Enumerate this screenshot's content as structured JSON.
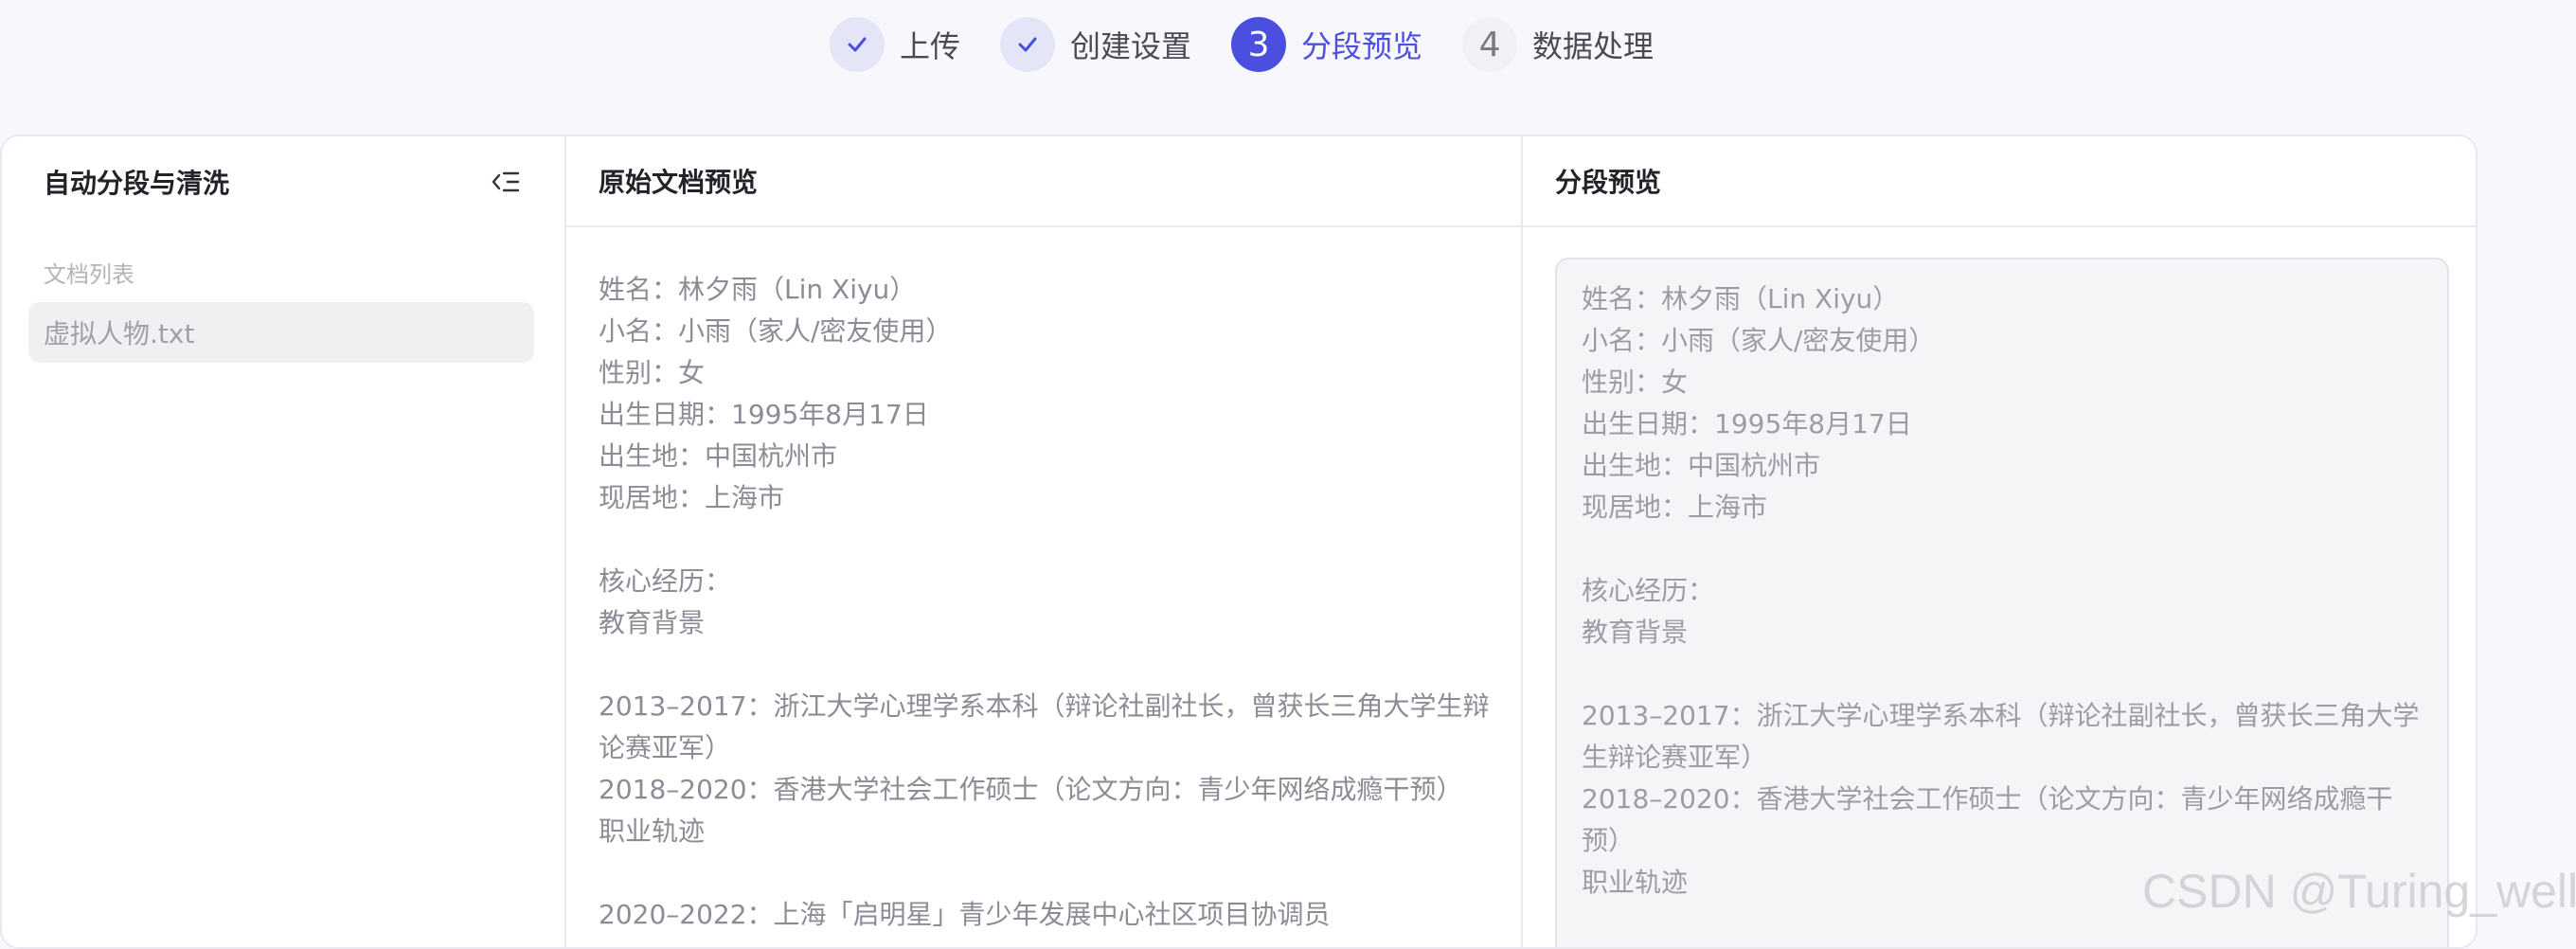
{
  "stepper": {
    "steps": [
      {
        "label": "上传",
        "state": "done",
        "number": ""
      },
      {
        "label": "创建设置",
        "state": "done",
        "number": ""
      },
      {
        "label": "分段预览",
        "state": "active",
        "number": "3"
      },
      {
        "label": "数据处理",
        "state": "todo",
        "number": "4"
      }
    ],
    "accent_color": "#4b4fe0"
  },
  "sidebar": {
    "title": "自动分段与清洗",
    "collapse_icon": "collapse-menu-icon",
    "doc_list_label": "文档列表",
    "documents": [
      {
        "name": "虚拟人物.txt"
      }
    ]
  },
  "original": {
    "title": "原始文档预览",
    "lines": [
      "姓名：林夕雨（Lin Xiyu）",
      "小名：小雨（家人/密友使用）",
      "性别：女",
      "出生日期：1995年8月17日",
      "出生地：中国杭州市",
      "现居地：上海市",
      "",
      "核心经历：",
      "教育背景",
      "",
      "2013–2017：浙江大学心理学系本科（辩论社副社长，曾获长三角大学生辩",
      "论赛亚军）",
      "2018–2020：香港大学社会工作硕士（论文方向：青少年网络成瘾干预）",
      "职业轨迹",
      "",
      "2020–2022：上海「启明星」青少年发展中心社区项目协调员"
    ]
  },
  "preview": {
    "title": "分段预览",
    "lines": [
      "姓名：林夕雨（Lin Xiyu）",
      "小名：小雨（家人/密友使用）",
      "性别：女",
      "出生日期：1995年8月17日",
      "出生地：中国杭州市",
      "现居地：上海市",
      "",
      "核心经历：",
      "教育背景",
      "",
      "2013–2017：浙江大学心理学系本科（辩论社副社长，曾获长三角大学",
      "生辩论赛亚军）",
      "2018–2020：香港大学社会工作硕士（论文方向：青少年网络成瘾干",
      "预）",
      "职业轨迹"
    ]
  },
  "watermark": "CSDN @Turing_well"
}
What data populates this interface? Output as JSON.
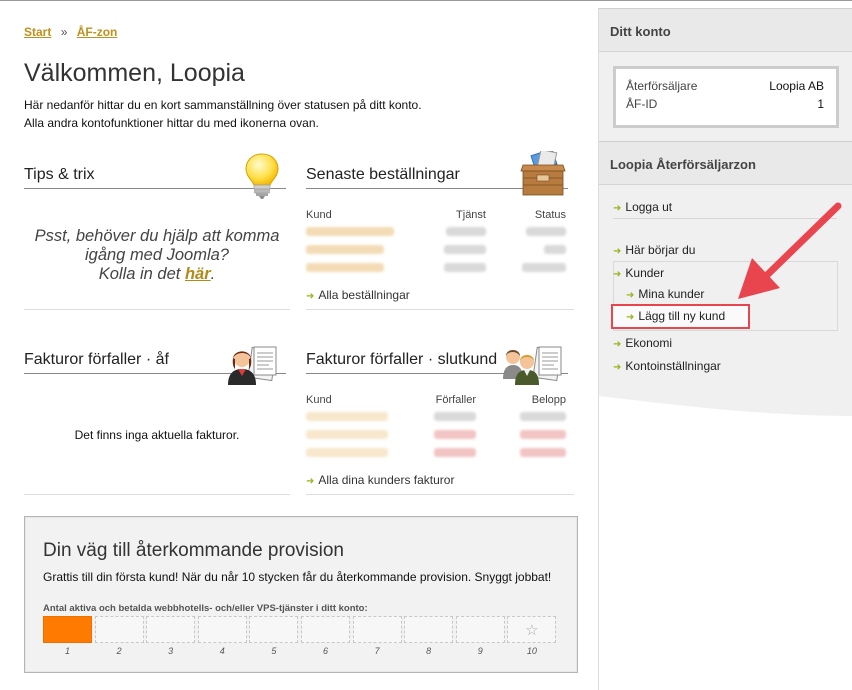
{
  "breadcrumb": {
    "home": "Start",
    "sep": "»",
    "current": "ÅF-zon"
  },
  "page": {
    "title": "Välkommen, Loopia",
    "intro_line1": "Här nedanför hittar du en kort sammanställning över statusen på ditt konto.",
    "intro_line2": "Alla andra kontofunktioner hittar du med ikonerna ovan."
  },
  "tips": {
    "title": "Tips & trix",
    "line1": "Psst, behöver du hjälp att komma",
    "line2": "igång med Joomla?",
    "line3_pre": "Kolla in det ",
    "line3_link": "här",
    "line3_post": "."
  },
  "orders": {
    "title": "Senaste beställningar",
    "col_kund": "Kund",
    "col_tjanst": "Tjänst",
    "col_status": "Status",
    "more_link": "Alla beställningar"
  },
  "invoices_af": {
    "title": "Fakturor förfaller · åf",
    "empty": "Det finns inga aktuella fakturor."
  },
  "invoices_customer": {
    "title": "Fakturor förfaller · slutkund",
    "col_kund": "Kund",
    "col_forfaller": "Förfaller",
    "col_belopp": "Belopp",
    "more_link": "Alla dina kunders fakturor"
  },
  "provision": {
    "title": "Din väg till återkommande provision",
    "desc": "Grattis till din första kund! När du når 10 stycken får du återkommande provision. Snyggt jobbat!",
    "label": "Antal aktiva och betalda webbhotells- och/eller VPS-tjänster i ditt konto:",
    "filled": 1,
    "slots": [
      "1",
      "2",
      "3",
      "4",
      "5",
      "6",
      "7",
      "8",
      "9",
      "10"
    ]
  },
  "sidebar": {
    "account_head": "Ditt konto",
    "reseller_label": "Återförsäljare",
    "reseller_value": "Loopia AB",
    "afid_label": "ÅF-ID",
    "afid_value": "1",
    "zone_head": "Loopia Återförsäljarzon",
    "logout": "Logga ut",
    "start_here": "Här börjar du",
    "customers": "Kunder",
    "my_customers": "Mina kunder",
    "add_customer": "Lägg till ny kund",
    "economy": "Ekonomi",
    "account_settings": "Kontoinställningar"
  },
  "colors": {
    "accent_gold": "#c0901e",
    "arrow_red": "#e9454f",
    "progress_orange": "#ff7a00",
    "bullet_green": "#9bb31c"
  },
  "icons": [
    "lightbulb-icon",
    "package-icon",
    "businesswoman-invoice-icon",
    "customers-invoice-icon",
    "red-arrow-annotation",
    "star-icon"
  ]
}
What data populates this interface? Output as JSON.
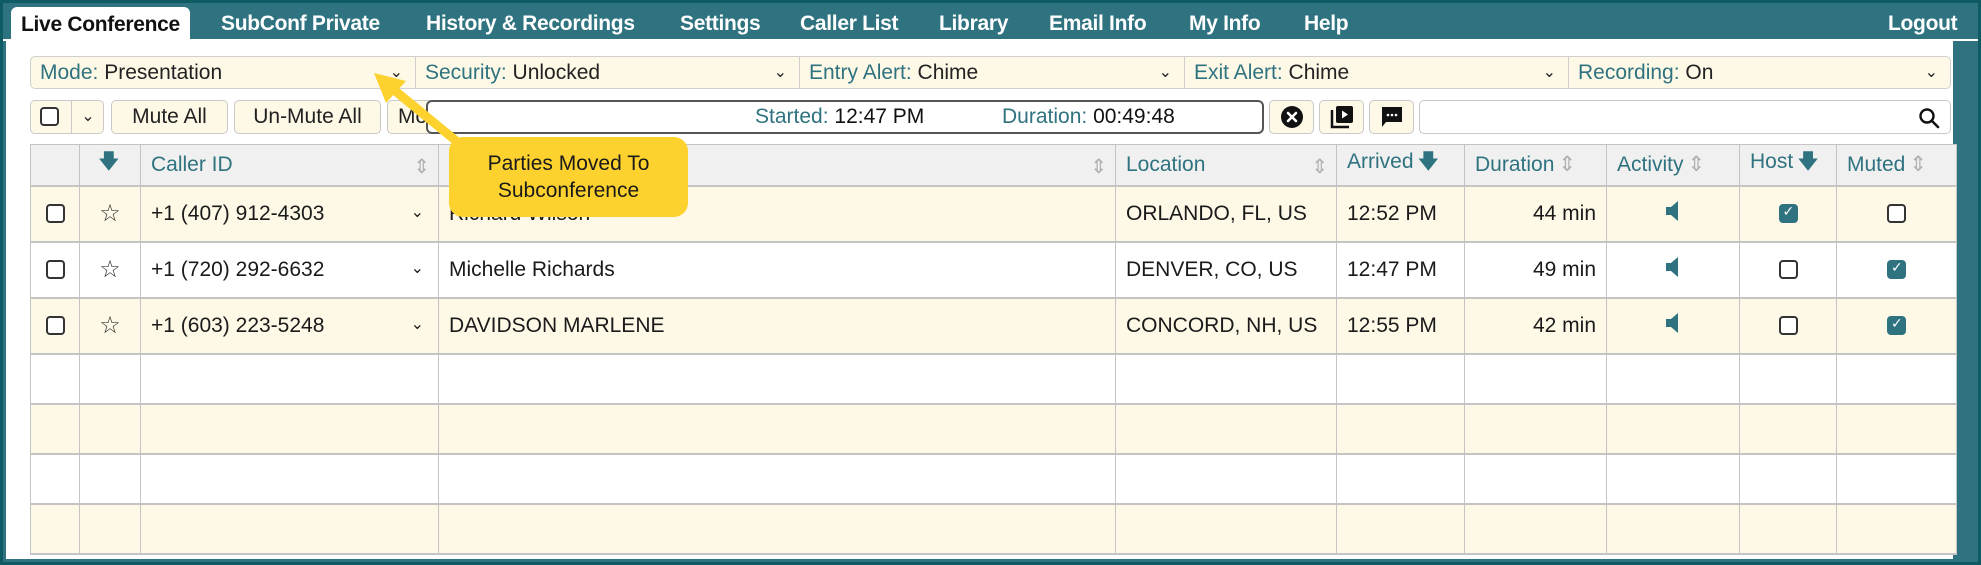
{
  "nav": {
    "tabs": [
      {
        "label": "Live Conference",
        "active": true
      },
      {
        "label": "SubConf Private",
        "active": false
      },
      {
        "label": "History & Recordings",
        "active": false
      },
      {
        "label": "Settings",
        "active": false
      },
      {
        "label": "Caller List",
        "active": false
      },
      {
        "label": "Library",
        "active": false
      },
      {
        "label": "Email Info",
        "active": false
      },
      {
        "label": "My Info",
        "active": false
      },
      {
        "label": "Help",
        "active": false
      }
    ],
    "logout": "Logout"
  },
  "dropdowns": [
    {
      "key": "Mode:",
      "value": "Presentation"
    },
    {
      "key": "Security:",
      "value": "Unlocked"
    },
    {
      "key": "Entry Alert:",
      "value": "Chime"
    },
    {
      "key": "Exit Alert:",
      "value": "Chime"
    },
    {
      "key": "Recording:",
      "value": "On"
    }
  ],
  "toolbar": {
    "mute_all": "Mute All",
    "unmute_all": "Un-Mute All",
    "more": "More",
    "started_label": "Started:",
    "started_value": "12:47 PM",
    "duration_label": "Duration:",
    "duration_value": "00:49:48",
    "search_placeholder": ""
  },
  "callout": {
    "line1": "Parties Moved To",
    "line2": "Subconference",
    "color": "#fdd22f"
  },
  "table": {
    "headers": {
      "caller_id": "Caller ID",
      "name": "",
      "location": "Location",
      "arrived": "Arrived",
      "duration": "Duration",
      "activity": "Activity",
      "host": "Host",
      "muted": "Muted"
    },
    "rows": [
      {
        "caller_id": "+1 (407) 912-4303",
        "name": "Richard Wilson",
        "location": "ORLANDO, FL, US",
        "arrived": "12:52 PM",
        "duration": "44 min",
        "host": true,
        "muted": false
      },
      {
        "caller_id": "+1 (720) 292-6632",
        "name": "Michelle Richards",
        "location": "DENVER, CO, US",
        "arrived": "12:47 PM",
        "duration": "49 min",
        "host": false,
        "muted": true
      },
      {
        "caller_id": "+1 (603) 223-5248",
        "name": "DAVIDSON MARLENE",
        "location": "CONCORD, NH, US",
        "arrived": "12:55 PM",
        "duration": "42 min",
        "host": false,
        "muted": true
      }
    ]
  },
  "colors": {
    "accent": "#2f7380",
    "row_tint": "#fdf9e6",
    "frame": "#0f5b63"
  }
}
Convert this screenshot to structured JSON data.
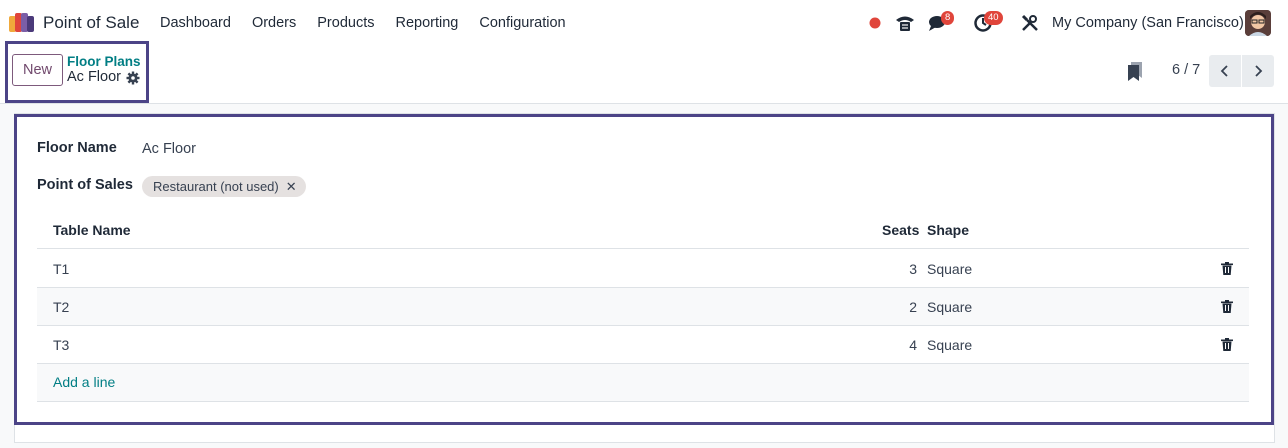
{
  "navbar": {
    "app_name": "Point of Sale",
    "menu": [
      "Dashboard",
      "Orders",
      "Products",
      "Reporting",
      "Configuration"
    ],
    "messages_count": "8",
    "activities_count": "40",
    "company": "My Company (San Francisco)",
    "status_color": "#e0453b"
  },
  "control_panel": {
    "new_label": "New",
    "breadcrumb_parent": "Floor Plans",
    "breadcrumb_current": "Ac Floor",
    "pager_value": "6 / 7"
  },
  "form": {
    "floor_name_label": "Floor Name",
    "floor_name_value": "Ac Floor",
    "pos_label": "Point of Sales",
    "pos_tag": "Restaurant (not used)",
    "pos_tag_remove": "✕",
    "table": {
      "headers": {
        "name": "Table Name",
        "seats": "Seats",
        "shape": "Shape"
      },
      "rows": [
        {
          "name": "T1",
          "seats": "3",
          "shape": "Square"
        },
        {
          "name": "T2",
          "seats": "2",
          "shape": "Square"
        },
        {
          "name": "T3",
          "seats": "4",
          "shape": "Square"
        }
      ],
      "add_line": "Add a line"
    }
  },
  "colors": {
    "brand": "#71496d",
    "link": "#017e84",
    "highlight": "#4c4487"
  }
}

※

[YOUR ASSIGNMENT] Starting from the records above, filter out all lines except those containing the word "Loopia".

[EXERCISE OUTPUT]
    "title": "Välkommen, Loopia",
    "reseller_value": "Loopia AB",
    "zone_head": "Loopia Återförsäljarzon",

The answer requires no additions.